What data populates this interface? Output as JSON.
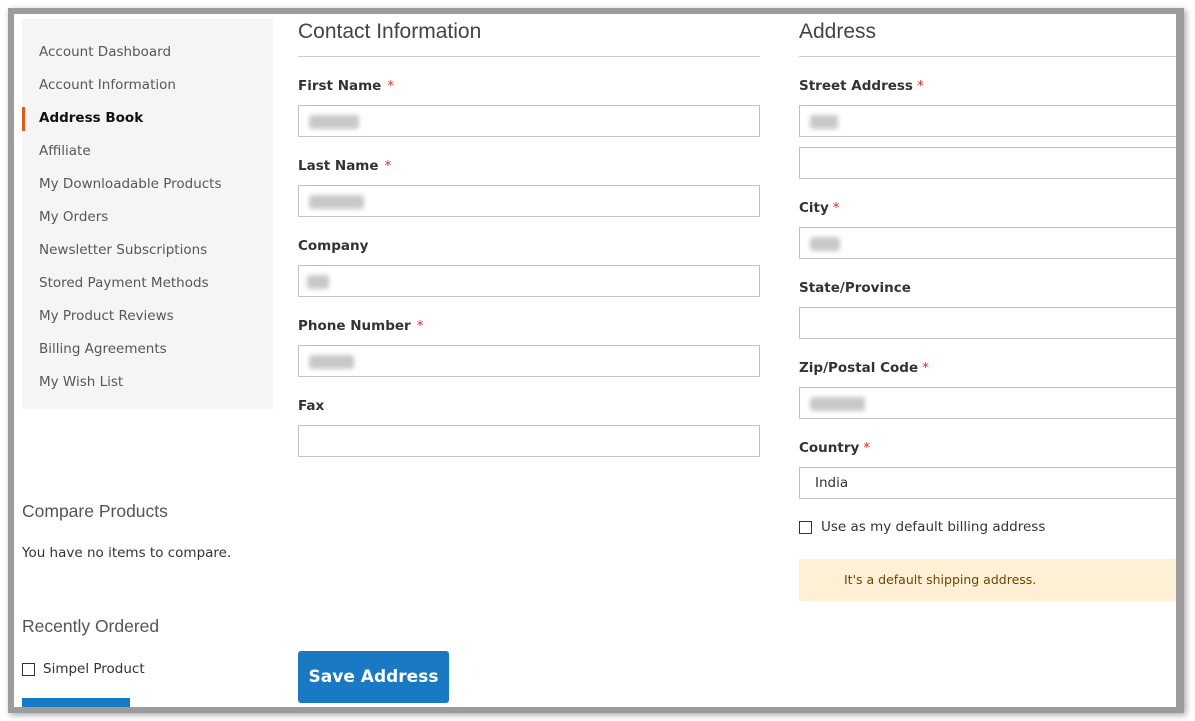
{
  "sidebar": {
    "items": [
      {
        "label": "Account Dashboard",
        "active": false
      },
      {
        "label": "Account Information",
        "active": false
      },
      {
        "label": "Address Book",
        "active": true
      },
      {
        "label": "Affiliate",
        "active": false
      },
      {
        "label": "My Downloadable Products",
        "active": false
      },
      {
        "label": "My Orders",
        "active": false
      },
      {
        "label": "Newsletter Subscriptions",
        "active": false
      },
      {
        "label": "Stored Payment Methods",
        "active": false
      },
      {
        "label": "My Product Reviews",
        "active": false
      },
      {
        "label": "Billing Agreements",
        "active": false
      },
      {
        "label": "My Wish List",
        "active": false
      }
    ],
    "compare": {
      "title": "Compare Products",
      "empty_text": "You have no items to compare."
    },
    "recently_ordered": {
      "title": "Recently Ordered",
      "items": [
        {
          "label": "Simpel Product",
          "checked": false
        }
      ]
    }
  },
  "contact": {
    "title": "Contact Information",
    "fields": {
      "first_name": {
        "label": "First Name",
        "required": "*",
        "value_redacted": true
      },
      "last_name": {
        "label": "Last Name",
        "required": "*",
        "value_redacted": true
      },
      "company": {
        "label": "Company",
        "value_redacted": true
      },
      "phone": {
        "label": "Phone Number",
        "required": "*",
        "value_redacted": true
      },
      "fax": {
        "label": "Fax",
        "value": ""
      }
    }
  },
  "address": {
    "title": "Address",
    "fields": {
      "street": {
        "label": "Street Address",
        "required": "*",
        "value_redacted": true,
        "line2": ""
      },
      "city": {
        "label": "City",
        "required": "*",
        "value_redacted": true
      },
      "state": {
        "label": "State/Province",
        "value": ""
      },
      "zip": {
        "label": "Zip/Postal Code",
        "required": "*",
        "value_redacted": true
      },
      "country": {
        "label": "Country",
        "required": "*",
        "value": "India"
      }
    },
    "default_billing": {
      "label": "Use as my default billing address",
      "checked": false
    },
    "notice": "It's a default shipping address."
  },
  "actions": {
    "save_label": "Save Address"
  },
  "colors": {
    "accent": "#e05b11",
    "primary_button": "#1979c3",
    "required": "#e02b27",
    "notice_bg": "#fdf0d5"
  }
}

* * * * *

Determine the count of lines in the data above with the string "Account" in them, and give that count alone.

#### [ANSWER TO THIS TASK]
2